■ What you should do ■
Every entry needs to be reproduced exactly.

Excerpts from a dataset
════════════════
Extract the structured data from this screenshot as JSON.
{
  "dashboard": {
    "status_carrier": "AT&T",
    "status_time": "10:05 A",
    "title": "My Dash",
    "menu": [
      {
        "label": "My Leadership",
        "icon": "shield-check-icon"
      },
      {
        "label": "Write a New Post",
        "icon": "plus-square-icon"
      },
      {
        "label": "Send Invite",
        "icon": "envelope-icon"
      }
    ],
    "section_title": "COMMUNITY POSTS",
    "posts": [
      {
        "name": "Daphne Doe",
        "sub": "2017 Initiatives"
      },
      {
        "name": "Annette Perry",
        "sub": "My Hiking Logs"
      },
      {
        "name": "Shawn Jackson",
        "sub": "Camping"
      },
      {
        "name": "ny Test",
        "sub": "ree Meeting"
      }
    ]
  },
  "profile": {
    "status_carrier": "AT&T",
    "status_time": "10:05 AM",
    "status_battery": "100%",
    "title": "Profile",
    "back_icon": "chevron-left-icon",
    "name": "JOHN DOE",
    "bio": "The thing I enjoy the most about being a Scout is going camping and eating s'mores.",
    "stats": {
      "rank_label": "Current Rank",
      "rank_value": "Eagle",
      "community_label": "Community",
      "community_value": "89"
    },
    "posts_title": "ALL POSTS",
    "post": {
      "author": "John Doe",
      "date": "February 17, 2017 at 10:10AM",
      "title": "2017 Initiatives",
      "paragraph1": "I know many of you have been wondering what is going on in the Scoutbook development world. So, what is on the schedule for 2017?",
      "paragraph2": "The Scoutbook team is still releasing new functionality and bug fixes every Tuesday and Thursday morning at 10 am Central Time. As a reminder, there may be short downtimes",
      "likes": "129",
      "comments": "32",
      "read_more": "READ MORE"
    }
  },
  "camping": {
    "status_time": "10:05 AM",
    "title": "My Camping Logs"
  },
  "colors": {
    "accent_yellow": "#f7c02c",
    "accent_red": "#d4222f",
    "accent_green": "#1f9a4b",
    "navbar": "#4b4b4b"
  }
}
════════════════
■ Response box ■
Extract the structured data from this screenshot as JSON.
{
  "dashboard": {
    "status_carrier": "AT&T",
    "status_time": "10:05 A",
    "title": "My Dash",
    "menu": [
      {
        "label": "My Leadership",
        "icon": "shield-check-icon"
      },
      {
        "label": "Write a New Post",
        "icon": "plus-square-icon"
      },
      {
        "label": "Send Invite",
        "icon": "envelope-icon"
      }
    ],
    "section_title": "COMMUNITY POSTS",
    "posts": [
      {
        "name": "Daphne Doe",
        "sub": "2017 Initiatives"
      },
      {
        "name": "Annette Perry",
        "sub": "My Hiking Logs"
      },
      {
        "name": "Shawn Jackson",
        "sub": "Camping"
      },
      {
        "name": "ny Test",
        "sub": "ree Meeting"
      }
    ]
  },
  "profile": {
    "status_carrier": "AT&T",
    "status_time": "10:05 AM",
    "status_battery": "100%",
    "title": "Profile",
    "back_icon": "chevron-left-icon",
    "name": "JOHN DOE",
    "bio": "The thing I enjoy the most about being a Scout is going camping and eating s'mores.",
    "stats": {
      "rank_label": "Current Rank",
      "rank_value": "Eagle",
      "community_label": "Community",
      "community_value": "89"
    },
    "posts_title": "ALL POSTS",
    "post": {
      "author": "John Doe",
      "date": "February 17, 2017 at 10:10AM",
      "title": "2017 Initiatives",
      "paragraph1": "I know many of you have been wondering what is going on in the Scoutbook development world. So, what is on the schedule for 2017?",
      "paragraph2": "The Scoutbook team is still releasing new functionality and bug fixes every Tuesday and Thursday morning at 10 am Central Time. As a reminder, there may be short downtimes",
      "likes": "129",
      "comments": "32",
      "read_more": "READ MORE"
    }
  },
  "camping": {
    "status_time": "10:05 AM",
    "title": "My Camping Logs"
  },
  "colors": {
    "accent_yellow": "#f7c02c",
    "accent_red": "#d4222f",
    "accent_green": "#1f9a4b",
    "navbar": "#4b4b4b"
  }
}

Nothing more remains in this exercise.